Patterns We suggested five different factors to include in our model, and we showed their effectiveness in Sect. 5. However, some of them might be improvable. For example, response time may not contribute to the system security, since it is easy for the attacker to identify and fabricate the best response time. However, we estimated that even if the attacker gets the highest credit in this factor, his final credit would be 0.1273 (see “Appendix”), which is still far from the user average credit (0.5492). Moreover, our suggested patterns have been built by presenting eight pictures to the users, while the final system includes two extra pictures for updating the database. The new presentation of the system might affect the patterns. While PiSHi is performing at a high accuracy using the current patterns, updating them according to the final presentation of the system might further improve the results.
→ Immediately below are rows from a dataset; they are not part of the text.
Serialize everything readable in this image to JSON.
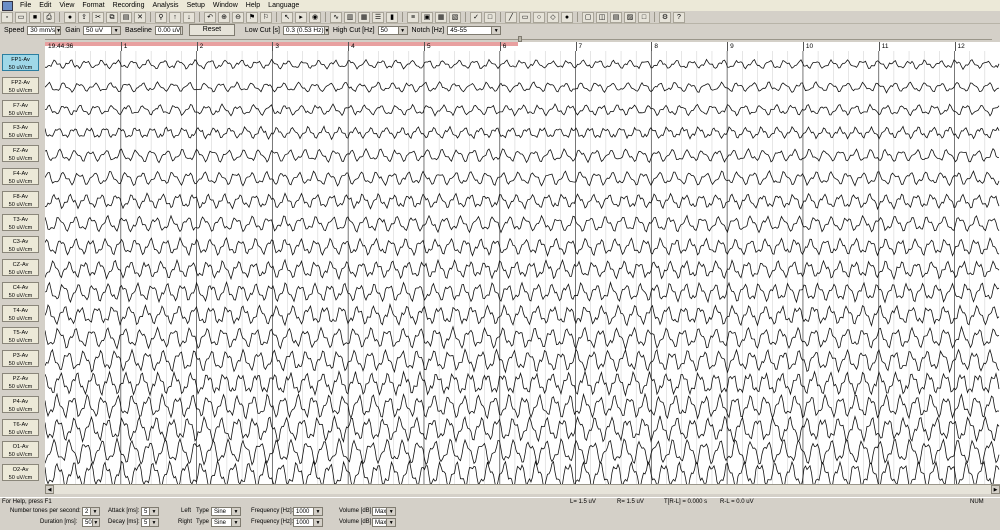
{
  "menu": [
    "File",
    "Edit",
    "View",
    "Format",
    "Recording",
    "Analysis",
    "Setup",
    "Window",
    "Help",
    "Language"
  ],
  "toolbar2": {
    "speed_label": "Speed",
    "speed_value": "30 mm/s",
    "gain_label": "Gain",
    "gain_value": "50 uV",
    "baseline_label": "Baseline",
    "baseline_value": "0.00 uV",
    "reset_label": "Reset",
    "lowcut_label": "Low Cut [s]",
    "lowcut_value": "0.3   (0.53 Hz)",
    "highcut_label": "High Cut [Hz]",
    "highcut_value": "50",
    "notch_label": "Notch [Hz]",
    "notch_value": "45-55"
  },
  "timeline": {
    "start_time": "19.44.36",
    "seconds": [
      "1",
      "2",
      "3",
      "4",
      "5",
      "6",
      "7",
      "8",
      "9",
      "10",
      "11",
      "12"
    ]
  },
  "channels": [
    {
      "name": "FP1-Av",
      "unit": "50 uV/cm",
      "selected": true
    },
    {
      "name": "FP2-Av",
      "unit": "50 uV/cm"
    },
    {
      "name": "F7-Av",
      "unit": "50 uV/cm"
    },
    {
      "name": "F3-Av",
      "unit": "50 uV/cm"
    },
    {
      "name": "FZ-Av",
      "unit": "50 uV/cm"
    },
    {
      "name": "F4-Av",
      "unit": "50 uV/cm"
    },
    {
      "name": "F8-Av",
      "unit": "50 uV/cm"
    },
    {
      "name": "T3-Av",
      "unit": "50 uV/cm"
    },
    {
      "name": "C3-Av",
      "unit": "50 uV/cm"
    },
    {
      "name": "CZ-Av",
      "unit": "50 uV/cm"
    },
    {
      "name": "C4-Av",
      "unit": "50 uV/cm"
    },
    {
      "name": "T4-Av",
      "unit": "50 uV/cm"
    },
    {
      "name": "T5-Av",
      "unit": "50 uV/cm"
    },
    {
      "name": "P3-Av",
      "unit": "50 uV/cm"
    },
    {
      "name": "PZ-Av",
      "unit": "50 uV/cm"
    },
    {
      "name": "P4-Av",
      "unit": "50 uV/cm"
    },
    {
      "name": "T6-Av",
      "unit": "50 uV/cm"
    },
    {
      "name": "O1-Av",
      "unit": "50 uV/cm"
    },
    {
      "name": "O2-Av",
      "unit": "50 uV/cm"
    }
  ],
  "status": {
    "help": "For Help, press F1",
    "L": "L=   1.5 uV",
    "R": "R=   1.5 uV",
    "T": "T[R-L] = 0.000 s",
    "RL": "R-L =   0.0 uV",
    "num": "NUM"
  },
  "bottom": {
    "tones_label": "Number tones per second:",
    "tones_value": "2",
    "duration_label": "Duration [ms]:",
    "duration_value": "50",
    "attack_label": "Attack [ms]:",
    "attack_value": "5",
    "decay_label": "Decay [ms]:",
    "decay_value": "5",
    "left_label": "Left",
    "right_label": "Right",
    "type_label": "Type",
    "type_left": "Sine",
    "type_right": "Sine",
    "freq_label": "Frequency [Hz]:",
    "freq_left": "1000",
    "freq_right": "1000",
    "vol_label": "Volume [dB]:",
    "vol_left": "Max",
    "vol_right": "Max"
  }
}
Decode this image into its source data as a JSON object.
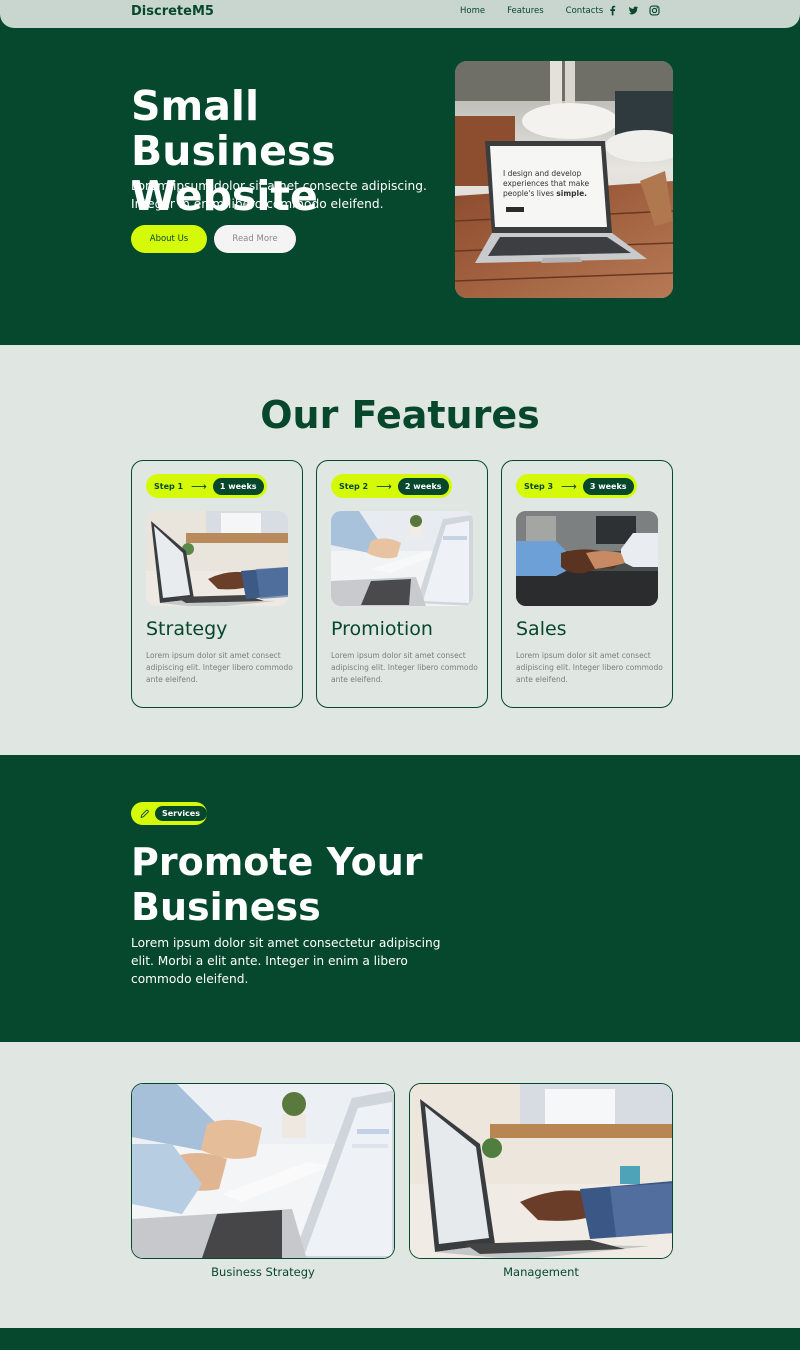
{
  "nav": {
    "brand": "DiscreteM5",
    "links": [
      "Home",
      "Features",
      "Contacts"
    ],
    "social_icons": [
      "facebook-icon",
      "twitter-icon",
      "instagram-icon"
    ]
  },
  "hero": {
    "title": "Small Business Website",
    "subtitle": "Lorem ipsum dolor sit amet consecte adipiscing. Integer in enim libero commodo eleifend.",
    "primary_button": "About Us",
    "secondary_button": "Read More",
    "image_screen_text": "I design and develop experiences that make people's lives simple."
  },
  "features": {
    "title": "Our Features",
    "cards": [
      {
        "step": "Step 1",
        "duration": "1 weeks",
        "title": "Strategy",
        "text": "Lorem ipsum dolor sit amet consect adipiscing elit. Integer libero commodo ante eleifend."
      },
      {
        "step": "Step 2",
        "duration": "2 weeks",
        "title": "Promiotion",
        "text": "Lorem ipsum dolor sit amet consect adipiscing elit. Integer libero commodo ante eleifend."
      },
      {
        "step": "Step 3",
        "duration": "3 weeks",
        "title": "Sales",
        "text": "Lorem ipsum dolor sit amet consect adipiscing elit. Integer libero commodo ante eleifend."
      }
    ]
  },
  "services": {
    "badge": "Services",
    "title": "Promote Your Business",
    "subtitle": "Lorem ipsum dolor sit amet consectetur adipiscing elit. Morbi a elit ante. Integer in enim a libero commodo eleifend."
  },
  "gallery": {
    "items": [
      {
        "caption": "Business Strategy"
      },
      {
        "caption": "Management"
      }
    ]
  },
  "colors": {
    "dark_green": "#06482d",
    "lime": "#d4fa0a",
    "light_bg": "#e0e6e2",
    "nav_bg": "#c9d6cf"
  }
}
Also, other strategies such as adding weighting based on the importance of some particular factors may improve the system performance even more.

Users We tried to cover a wide range of ages and backgrounds of users when performing our user studies in different phases of this project. Yet, a larger-scale experiments in a longer time would observe the suggested ideas more accurately. By performing the experiments in a longer time and with a wider set, we might find new patterns due to possible changes in user behaviour after using the system for a while. While such considerations are valid, we believe that they would not invalidate the general results. Furthermore, this paper presents a proof-of-concept of PiSHi in order to demonstrate the feasibility of including human behavioural analysis in a captcha design. For a commercial version of the proposed system, more comprehensive studies are required.

8 Conclusion

In this paper, we presented PiSHi (pictorial intelligent system for human identification) as a new image captcha. Overall, our captcha is the first which models human interaction patterns by considering human users errors when working with a pictorial system. We designed our system based on these behavioural patterns and granted the users credits based on comparing their entire engagement with the system with these patterns. These credits were used in order to passing or failing the users, as well as updating the captcha database. PiSHi has a high success rate (99.44 %), is easy for human users to interact, and is secure against random guessing attacks and reverse image search engines.

As future work, we would like to improve our extracted patterns by applying more advanced pattern recognition methods. We also aim to extend PiSHi’s ideas to other contexts such as age recognition. We are also interested in discovering and modelling other hard concepts for machines such as beauty. And finally, as a reverse approach, we are interested in finding problems which are easy for machines and hard for humans, such as optical illusions, to use in a captcha.